Stored data entries:
________________________________________
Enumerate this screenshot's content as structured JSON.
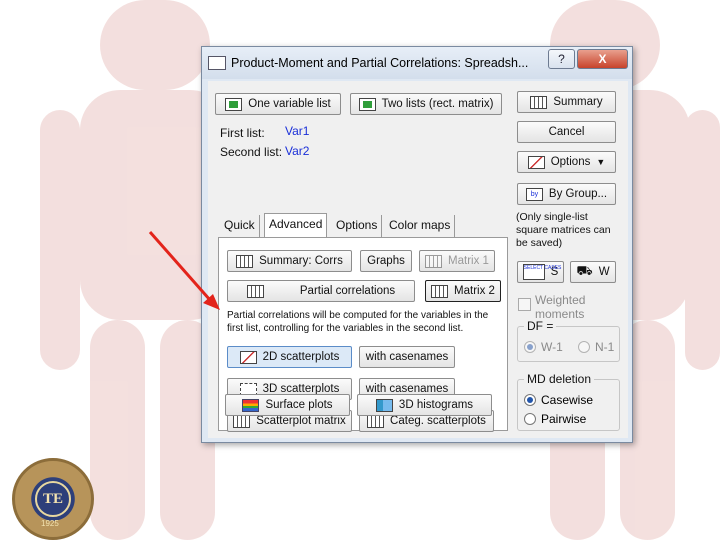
{
  "window": {
    "title": "Product-Moment and Partial Correlations: Spreadsh...",
    "help_label": "?",
    "close_label": "X"
  },
  "buttons": {
    "one_variable_list": "One variable list",
    "two_lists": "Two lists (rect. matrix)",
    "summary": "Summary",
    "cancel": "Cancel",
    "options": "Options",
    "by_group": "By Group...",
    "summary_corrs": "Summary:  Corrs",
    "graphs": "Graphs",
    "matrix1": "Matrix 1",
    "partial_correlations": "Partial correlations",
    "matrix2": "Matrix 2",
    "scatter2d": "2D scatterplots",
    "with_casenames_1": "with casenames",
    "scatter3d": "3D scatterplots",
    "with_casenames_2": "with casenames",
    "scatterplot_matrix": "Scatterplot matrix",
    "categ_scatterplots": "Categ. scatterplots",
    "surface_plots": "Surface plots",
    "histograms3d": "3D histograms",
    "select_cases_label": "S",
    "weight_label": "W",
    "select_cases_icon_text": "SELECT CASES",
    "by_icon_text": "by"
  },
  "lists": {
    "first_label": "First list:",
    "first_value": "Var1",
    "second_label": "Second list:",
    "second_value": "Var2"
  },
  "tabs": [
    "Quick",
    "Advanced",
    "Options",
    "Color maps"
  ],
  "notes": {
    "single_list": "(Only single-list square matrices can be saved)",
    "partial_info": "Partial correlations will be computed for the variables in the first list, controlling for the variables in the second list."
  },
  "weighted_moments": "Weighted moments",
  "df": {
    "title": "DF =",
    "options": [
      "W-1",
      "N-1"
    ],
    "selected": "W-1"
  },
  "md_deletion": {
    "title": "MD deletion",
    "options": [
      "Casewise",
      "Pairwise"
    ],
    "selected": "Casewise"
  },
  "logo": {
    "text": "TE",
    "year": "1925"
  },
  "colors": {
    "arrow": "#e3241b",
    "title_bar": "#dfe8f3",
    "link_blue": "#1a2fd8"
  }
}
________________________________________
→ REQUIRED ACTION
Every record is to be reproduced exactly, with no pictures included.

→ SOLUTION BELOW
Enumerate this screenshot's content as structured JSON.
{
  "window": {
    "title": "Product-Moment and Partial Correlations: Spreadsh...",
    "help_label": "?",
    "close_label": "X"
  },
  "buttons": {
    "one_variable_list": "One variable list",
    "two_lists": "Two lists (rect. matrix)",
    "summary": "Summary",
    "cancel": "Cancel",
    "options": "Options",
    "by_group": "By Group...",
    "summary_corrs": "Summary:  Corrs",
    "graphs": "Graphs",
    "matrix1": "Matrix 1",
    "partial_correlations": "Partial correlations",
    "matrix2": "Matrix 2",
    "scatter2d": "2D scatterplots",
    "with_casenames_1": "with casenames",
    "scatter3d": "3D scatterplots",
    "with_casenames_2": "with casenames",
    "scatterplot_matrix": "Scatterplot matrix",
    "categ_scatterplots": "Categ. scatterplots",
    "surface_plots": "Surface plots",
    "histograms3d": "3D histograms",
    "select_cases_label": "S",
    "weight_label": "W",
    "select_cases_icon_text": "SELECT CASES",
    "by_icon_text": "by"
  },
  "lists": {
    "first_label": "First list:",
    "first_value": "Var1",
    "second_label": "Second list:",
    "second_value": "Var2"
  },
  "tabs": [
    "Quick",
    "Advanced",
    "Options",
    "Color maps"
  ],
  "notes": {
    "single_list": "(Only single-list square matrices can be saved)",
    "partial_info": "Partial correlations will be computed for the variables in the first list, controlling for the variables in the second list."
  },
  "weighted_moments": "Weighted moments",
  "df": {
    "title": "DF =",
    "options": [
      "W-1",
      "N-1"
    ],
    "selected": "W-1"
  },
  "md_deletion": {
    "title": "MD deletion",
    "options": [
      "Casewise",
      "Pairwise"
    ],
    "selected": "Casewise"
  },
  "logo": {
    "text": "TE",
    "year": "1925"
  },
  "colors": {
    "arrow": "#e3241b",
    "title_bar": "#dfe8f3",
    "link_blue": "#1a2fd8"
  }
}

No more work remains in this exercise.